There’s no denying that every little bit helps your nonprofit fundraising. A $20 donation may not seem substantial, but when it’s combined with fifty gifts of similar amounts, that $20 packs a punch. But finding fifty or even a hundred donors during a campaign takes work. So, how do you streamline your donor recruitment efforts and boost your bottom line at the same time? One option is to identify and recruit major donors.
Benefits of Identifying Major Donors
Maintaining a pool of major donors at your organization is a good idea, regardless of how much they’re required to give. Here are two of the biggest benefits of identifying major donors.
The first benefit, and possibly the most obvious one, is that major donors give more. Naturally, you need to recruit fewer donors to bring in the same amount. For example, if your average donation is $150 and your major donor threshold is $1,000, then you need to recruit one major donor compared to 6.6 average donors. That means less work for you in the long-run.
Besides the added income, major donors are also more likely to be retained from one campaign to the next. In fact, there is a direct correlation between giving amounts and retention. According to the Fundraising Effectiveness Project, 47% of donors who give $250 or more are retained, compared to 18% of donors giving less than $250. Since a retained donor is more affordable for you than a new donor, your organization may actually save money by recruiting a few major donors.
Determining Giving Thresholds
Before you start a major giving program and begin recruiting members, figure out what amount constitutes a major gift.
While there’s no one-size-fits-all amount when it comes to major giving thresholds, there are common amounts that nonprofits in Canada use to shape major giving programs, including $1,000, $2,500 and $5,000.
If these amounts don’t sound manageable for your donor base, try dropping that number to $500 or less.
Younger donors are often interested in major giving but are strapped for cash because they’re just starting their careers or families. If this sounds like your donor population, consider incorporating a ladder that gradually works donors from point A to point B. For example, a donor can give $500 in year one, $750 in year two, and $1,000 in year three, but be considered a major donor beginning in year one.
Analyzing the Data
Identifying major donors isn’t possible without data. Hopefully, you use a spreadsheet or donor management system to track donor information. Go ahead and take the most relevant donor data from your tracking system to look for current donors who may be interested in becoming major donors.
Some key data includes:
- Donors who give slightly less than your major giving threshold
- Long-time donors
- Recurring or monthly donors
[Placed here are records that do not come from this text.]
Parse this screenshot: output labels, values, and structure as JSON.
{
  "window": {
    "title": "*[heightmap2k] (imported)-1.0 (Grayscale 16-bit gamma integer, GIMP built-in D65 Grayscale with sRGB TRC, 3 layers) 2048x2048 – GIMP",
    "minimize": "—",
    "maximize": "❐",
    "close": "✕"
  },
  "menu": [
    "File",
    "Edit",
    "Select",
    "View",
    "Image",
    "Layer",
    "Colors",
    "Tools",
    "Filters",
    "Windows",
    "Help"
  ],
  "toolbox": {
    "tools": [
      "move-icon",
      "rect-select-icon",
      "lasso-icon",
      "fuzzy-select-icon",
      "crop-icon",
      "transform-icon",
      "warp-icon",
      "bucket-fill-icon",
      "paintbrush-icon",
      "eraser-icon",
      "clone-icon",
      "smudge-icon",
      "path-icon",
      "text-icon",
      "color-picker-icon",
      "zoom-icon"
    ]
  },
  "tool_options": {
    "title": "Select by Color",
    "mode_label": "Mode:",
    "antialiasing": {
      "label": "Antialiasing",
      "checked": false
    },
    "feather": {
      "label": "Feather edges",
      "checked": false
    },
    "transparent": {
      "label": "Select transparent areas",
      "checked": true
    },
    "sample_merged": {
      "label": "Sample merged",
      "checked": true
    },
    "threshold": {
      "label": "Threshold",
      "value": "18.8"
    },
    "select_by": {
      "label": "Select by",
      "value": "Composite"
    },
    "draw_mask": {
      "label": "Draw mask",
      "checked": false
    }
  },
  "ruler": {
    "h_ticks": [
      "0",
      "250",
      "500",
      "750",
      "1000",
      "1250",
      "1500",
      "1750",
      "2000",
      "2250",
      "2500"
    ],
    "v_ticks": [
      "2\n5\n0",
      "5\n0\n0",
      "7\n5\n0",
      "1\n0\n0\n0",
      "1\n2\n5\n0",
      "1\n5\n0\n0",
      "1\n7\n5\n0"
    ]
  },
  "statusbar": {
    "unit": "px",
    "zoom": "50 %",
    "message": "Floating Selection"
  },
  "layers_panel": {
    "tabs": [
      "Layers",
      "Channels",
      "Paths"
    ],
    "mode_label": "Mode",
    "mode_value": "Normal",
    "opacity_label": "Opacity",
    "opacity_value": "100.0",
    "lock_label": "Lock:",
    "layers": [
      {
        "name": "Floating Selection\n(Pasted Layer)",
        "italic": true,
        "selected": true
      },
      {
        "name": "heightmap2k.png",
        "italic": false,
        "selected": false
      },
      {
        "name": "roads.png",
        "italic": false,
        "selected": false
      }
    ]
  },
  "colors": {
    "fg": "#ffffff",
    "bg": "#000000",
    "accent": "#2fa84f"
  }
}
Armed with this data, create a running list of prospective major donors, starting with those you believe are most likely to give. Write down the donor’s name, family information (if known), notes on employment, current donation amount, and other philanthropic interests. Keep the list ranked in order from highest to lowest likelihood and work through it accordingly.
Over time, continue to track all possible donor data and regularly data mine to broaden your list of major donor prospects.
Finding Other Prospects
Besides looking at your current donor base, you can also find prospects from within your nonprofit family and elsewhere in your community.
For starters, assign a staff member to media-duty. It’s this person’s job to scour the daily newspaper, social media, and local business magazines and note any new business, job promotions, etc. Your city’s chamber of commerce website is also a great source of business-related information. Remember, even a small change in job title could indicate that person may have the resources to become a major donor.
Real estate transactions are another surprisingly effective place to find prospects. As people buy and sell homes in your community, track who is involved in those transactions and do further research from there. In most cases, a quick online name search can provide you with enough information to determine if that new homebuyer has an affinity for what you do, as well as the resources to back you up.
Keep in mind, prospects aren’t just the high-income earners in your community. Friends of your nonprofit, such as long-serving board members, volunteers, and former employees have all proven they’re passionate about your cause and are also great prospects.
Converting Prospects to Major Donors Through Moves Management
Your prospect list is full of helpful data, but how do you convert these prospects into major donors? Truth be told, it takes more than research to get the job done. To keep the process organized, try using a moves management model.
Moves management, which is essentially a prospect-to-donor spectrum, begins with establishing the relationship, and finishes with the actual ask.
Education is usually the first step. While you’re providing your prospect with client stories and statistics that help them to understand the problem and how your nonprofit is solving it, you should also be learning about your prospect. After all, it’s a mutual relationship.
Build the relationship through strategic engagement opportunities. Then, when it comes time to make the ask, be direct about the amount you want and what benefits they’ll receive as a major donor. Your relationship with major donors is built on a foundation, so continue to treat them as special as they are even after they are retained.
Your nonprofit can strategically identify prospective major donors and then convert them into major donors using moves management. In the end, your nonprofit will benefit from increased giving and a tight-knit community of givers. It’s a win-win for everyone involved.